* Exercise details: Output each entry verbatim.

Web page and app entries:
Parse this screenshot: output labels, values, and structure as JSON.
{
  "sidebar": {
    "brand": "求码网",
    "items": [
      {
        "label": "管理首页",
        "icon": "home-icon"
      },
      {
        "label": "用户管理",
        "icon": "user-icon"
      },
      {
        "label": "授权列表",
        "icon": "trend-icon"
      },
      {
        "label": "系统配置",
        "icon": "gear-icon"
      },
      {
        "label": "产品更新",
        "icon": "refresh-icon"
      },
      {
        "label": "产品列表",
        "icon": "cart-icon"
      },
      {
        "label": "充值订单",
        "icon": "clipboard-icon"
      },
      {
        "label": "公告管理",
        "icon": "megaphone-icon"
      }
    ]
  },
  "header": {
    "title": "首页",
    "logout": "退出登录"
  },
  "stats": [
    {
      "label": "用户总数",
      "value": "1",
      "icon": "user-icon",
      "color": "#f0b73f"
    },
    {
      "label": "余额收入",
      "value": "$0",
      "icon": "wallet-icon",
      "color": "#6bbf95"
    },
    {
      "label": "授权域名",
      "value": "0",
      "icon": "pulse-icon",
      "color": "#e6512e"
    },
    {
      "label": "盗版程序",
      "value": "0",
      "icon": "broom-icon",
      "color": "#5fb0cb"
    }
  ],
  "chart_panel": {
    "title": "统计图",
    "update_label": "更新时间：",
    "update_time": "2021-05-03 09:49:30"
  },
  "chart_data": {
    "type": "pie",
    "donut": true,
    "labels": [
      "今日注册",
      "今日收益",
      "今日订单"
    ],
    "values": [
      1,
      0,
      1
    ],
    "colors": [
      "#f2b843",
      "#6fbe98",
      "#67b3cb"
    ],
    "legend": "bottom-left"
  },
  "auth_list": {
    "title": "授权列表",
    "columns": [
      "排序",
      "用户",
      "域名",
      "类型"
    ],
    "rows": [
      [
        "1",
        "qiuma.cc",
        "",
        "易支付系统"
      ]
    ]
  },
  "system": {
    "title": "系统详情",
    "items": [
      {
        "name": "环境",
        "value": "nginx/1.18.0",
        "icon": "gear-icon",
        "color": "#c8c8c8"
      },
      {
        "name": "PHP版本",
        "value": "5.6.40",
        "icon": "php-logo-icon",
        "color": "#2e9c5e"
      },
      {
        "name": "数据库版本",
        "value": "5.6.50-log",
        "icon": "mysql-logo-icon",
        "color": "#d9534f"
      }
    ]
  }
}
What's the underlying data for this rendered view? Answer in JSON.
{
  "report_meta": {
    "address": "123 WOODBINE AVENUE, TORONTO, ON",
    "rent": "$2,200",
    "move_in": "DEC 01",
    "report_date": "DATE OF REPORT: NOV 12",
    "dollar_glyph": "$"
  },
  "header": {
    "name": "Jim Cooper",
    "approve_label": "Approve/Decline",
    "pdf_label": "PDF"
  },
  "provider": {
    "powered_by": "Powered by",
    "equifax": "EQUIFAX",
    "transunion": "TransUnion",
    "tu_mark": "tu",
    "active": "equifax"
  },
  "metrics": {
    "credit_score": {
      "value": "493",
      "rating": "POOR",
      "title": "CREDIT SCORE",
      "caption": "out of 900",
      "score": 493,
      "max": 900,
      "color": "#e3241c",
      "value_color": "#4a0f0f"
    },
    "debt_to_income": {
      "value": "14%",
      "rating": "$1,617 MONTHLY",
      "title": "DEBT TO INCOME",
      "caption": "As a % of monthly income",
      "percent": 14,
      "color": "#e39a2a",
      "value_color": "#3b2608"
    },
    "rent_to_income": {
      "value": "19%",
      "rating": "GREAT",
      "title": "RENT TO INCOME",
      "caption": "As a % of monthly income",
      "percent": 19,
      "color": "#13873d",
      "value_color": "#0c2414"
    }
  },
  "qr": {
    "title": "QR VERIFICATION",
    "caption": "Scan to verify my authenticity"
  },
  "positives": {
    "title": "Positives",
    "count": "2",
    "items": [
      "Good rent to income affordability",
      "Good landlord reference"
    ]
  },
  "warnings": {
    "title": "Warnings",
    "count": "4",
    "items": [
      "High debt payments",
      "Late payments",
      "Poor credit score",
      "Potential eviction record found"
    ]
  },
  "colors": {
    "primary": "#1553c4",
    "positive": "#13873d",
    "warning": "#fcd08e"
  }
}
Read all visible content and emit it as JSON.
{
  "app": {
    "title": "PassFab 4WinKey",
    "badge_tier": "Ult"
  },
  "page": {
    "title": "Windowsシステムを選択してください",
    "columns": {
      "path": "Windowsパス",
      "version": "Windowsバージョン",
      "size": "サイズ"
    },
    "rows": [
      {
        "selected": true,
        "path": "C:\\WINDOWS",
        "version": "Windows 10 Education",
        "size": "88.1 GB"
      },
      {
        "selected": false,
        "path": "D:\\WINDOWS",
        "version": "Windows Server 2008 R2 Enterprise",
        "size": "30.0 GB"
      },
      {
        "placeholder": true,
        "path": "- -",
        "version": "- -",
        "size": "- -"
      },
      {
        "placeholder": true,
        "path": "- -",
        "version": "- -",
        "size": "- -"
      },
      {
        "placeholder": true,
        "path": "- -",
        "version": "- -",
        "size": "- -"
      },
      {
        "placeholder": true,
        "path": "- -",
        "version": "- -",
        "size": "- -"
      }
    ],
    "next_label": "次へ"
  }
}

* Response area:
Parse this screenshot: output labels, values, and structure as JSON.
{
  "sidebar": {
    "brand": "求码网",
    "items": [
      {
        "label": "管理首页",
        "icon": "home-icon"
      },
      {
        "label": "用户管理",
        "icon": "user-icon"
      },
      {
        "label": "授权列表",
        "icon": "trend-icon"
      },
      {
        "label": "系统配置",
        "icon": "gear-icon"
      },
      {
        "label": "产品更新",
        "icon": "refresh-icon"
      },
      {
        "label": "产品列表",
        "icon": "cart-icon"
      },
      {
        "label": "充值订单",
        "icon": "clipboard-icon"
      },
      {
        "label": "公告管理",
        "icon": "megaphone-icon"
      }
    ]
  },
  "header": {
    "title": "首页",
    "logout": "退出登录"
  },
  "stats": [
    {
      "label": "用户总数",
      "value": "1",
      "icon": "user-icon",
      "color": "#f0b73f"
    },
    {
      "label": "余额收入",
      "value": "$0",
      "icon": "wallet-icon",
      "color": "#6bbf95"
    },
    {
      "label": "授权域名",
      "value": "0",
      "icon": "pulse-icon",
      "color": "#e6512e"
    },
    {
      "label": "盗版程序",
      "value": "0",
      "icon": "broom-icon",
      "color": "#5fb0cb"
    }
  ],
  "chart_panel": {
    "title": "统计图",
    "update_label": "更新时间：",
    "update_time": "2021-05-03 09:49:30"
  },
  "chart_data": {
    "type": "pie",
    "donut": true,
    "labels": [
      "今日注册",
      "今日收益",
      "今日订单"
    ],
    "values": [
      1,
      0,
      1
    ],
    "colors": [
      "#f2b843",
      "#6fbe98",
      "#67b3cb"
    ],
    "legend": "bottom-left"
  },
  "auth_list": {
    "title": "授权列表",
    "columns": [
      "排序",
      "用户",
      "域名",
      "类型"
    ],
    "rows": [
      [
        "1",
        "qiuma.cc",
        "",
        "易支付系统"
      ]
    ]
  },
  "system": {
    "title": "系统详情",
    "items": [
      {
        "name": "环境",
        "value": "nginx/1.18.0",
        "icon": "gear-icon",
        "color": "#c8c8c8"
      },
      {
        "name": "PHP版本",
        "value": "5.6.40",
        "icon": "php-logo-icon",
        "color": "#2e9c5e"
      },
      {
        "name": "数据库版本",
        "value": "5.6.50-log",
        "icon": "mysql-logo-icon",
        "color": "#d9534f"
      }
    ]
  }
}
What's the underlying data for this rendered view? Answer in JSON.
{
  "report_meta": {
    "address": "123 WOODBINE AVENUE, TORONTO, ON",
    "rent": "$2,200",
    "move_in": "DEC 01",
    "report_date": "DATE OF REPORT: NOV 12",
    "dollar_glyph": "$"
  },
  "header": {
    "name": "Jim Cooper",
    "approve_label": "Approve/Decline",
    "pdf_label": "PDF"
  },
  "provider": {
    "powered_by": "Powered by",
    "equifax": "EQUIFAX",
    "transunion": "TransUnion",
    "tu_mark": "tu",
    "active": "equifax"
  },
  "metrics": {
    "credit_score": {
      "value": "493",
      "rating": "POOR",
      "title": "CREDIT SCORE",
      "caption": "out of 900",
      "score": 493,
      "max": 900,
      "color": "#e3241c",
      "value_color": "#4a0f0f"
    },
    "debt_to_income": {
      "value": "14%",
      "rating": "$1,617 MONTHLY",
      "title": "DEBT TO INCOME",
      "caption": "As a % of monthly income",
      "percent": 14,
      "color": "#e39a2a",
      "value_color": "#3b2608"
    },
    "rent_to_income": {
      "value": "19%",
      "rating": "GREAT",
      "title": "RENT TO INCOME",
      "caption": "As a % of monthly income",
      "percent": 19,
      "color": "#13873d",
      "value_color": "#0c2414"
    }
  },
  "qr": {
    "title": "QR VERIFICATION",
    "caption": "Scan to verify my authenticity"
  },
  "positives": {
    "title": "Positives",
    "count": "2",
    "items": [
      "Good rent to income affordability",
      "Good landlord reference"
    ]
  },
  "warnings": {
    "title": "Warnings",
    "count": "4",
    "items": [
      "High debt payments",
      "Late payments",
      "Poor credit score",
      "Potential eviction record found"
    ]
  },
  "colors": {
    "primary": "#1553c4",
    "positive": "#13873d",
    "warning": "#fcd08e"
  }
}
Read all visible content and emit it as JSON.
{
  "app": {
    "title": "PassFab 4WinKey",
    "badge_tier": "Ult"
  },
  "page": {
    "title": "Windowsシステムを選択してください",
    "columns": {
      "path": "Windowsパス",
      "version": "Windowsバージョン",
      "size": "サイズ"
    },
    "rows": [
      {
        "selected": true,
        "path": "C:\\WINDOWS",
        "version": "Windows 10 Education",
        "size": "88.1 GB"
      },
      {
        "selected": false,
        "path": "D:\\WINDOWS",
        "version": "Windows Server 2008 R2 Enterprise",
        "size": "30.0 GB"
      },
      {
        "placeholder": true,
        "path": "- -",
        "version": "- -",
        "size": "- -"
      },
      {
        "placeholder": true,
        "path": "- -",
        "version": "- -",
        "size": "- -"
      },
      {
        "placeholder": true,
        "path": "- -",
        "version": "- -",
        "size": "- -"
      },
      {
        "placeholder": true,
        "path": "- -",
        "version": "- -",
        "size": "- -"
      }
    ],
    "next_label": "次へ"
  }
}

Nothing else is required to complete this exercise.